Anyone Can Be Great, Can You Be Good?
I’ve always loved stand-up comedy. Not so much the on stage presence of the comedian, but I love the prep that goes in to a solid 60-minute routine of just killer material.
I just finished Steve Martin’s terrific book, Born Standing Up. I’m too young to have appreciated Martin’s career, but the book delves in to the process of writing great jokes that still “stand-up” (if you like that, you should see my five minutes) today.
It took Steve Martin 12-years to get to Saturday Night Live. Thousands of shit-shows over a 12-year period at two-bit clubs to become just a little bit famous. It would be another five-years before he was an overnight success.
There are a ton of great quotes in the book about preparation and success, but the one that I loved was ‘anyone can be great, can you be good?’.
Everyone has those great meetings where everyone nods their heads and agrees. Everyone gets back to the office and says something like ‘it was such a great call’.
Maybe it closes, maybe it doesn’t, but everyone is really excited about how ‘GREAT’ it was.
The problem with great is that great doesn’t happen often. Greatness isn’t reliable. It certainly doesn’t happen every single day. It can’t because at some point, great would just become good.
Steph Curry is the best player in the NBA this decade. The difference between him and most players is that his good is their great.
Jordan Spieth has mostly good rounds. In fact, his #10 scoring average rank shows this, but is good is other players great.
Steve Martin, one of the most famous comedians of all time, had mostly good nights. Over time, his good turned in to great.
If you’re in sales, it is way better to be good consistently than great once in a while.
Good is a discipline.
Good is the unseen free-throws after everyone leaves. It is the 3-foot putts after dark.
Good is consistently reaching out to your customers and providing value.
Good is sticking to a process and not winging everything.
Good is knowing what comes next.
Good is knowing that the little details make big differences.
Good is giving that presentation for the 100th time, but treating with the enthusiasm of the first time and adjusting it for that instance.
Good is keeping a notebook of talking points and reviewing it before each meeting.
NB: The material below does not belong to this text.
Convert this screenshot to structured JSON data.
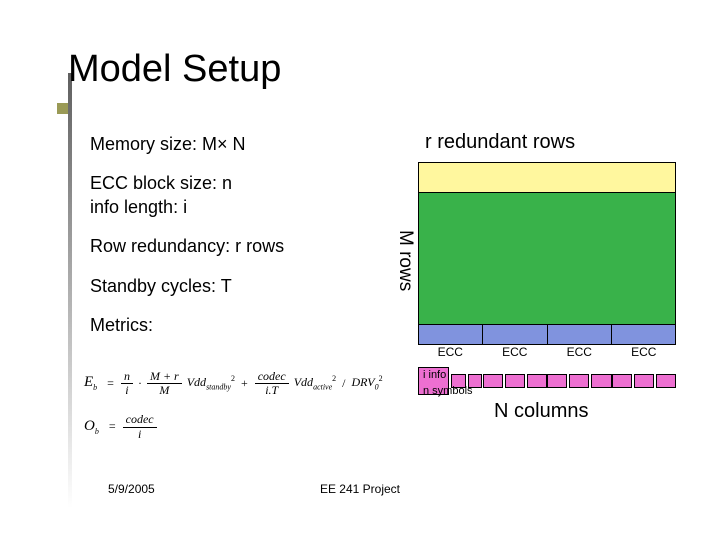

Good is listening more and talking less.
If you look at your peers, I bet most of them aren’t good. Be consistent and after a while, your good will become their great.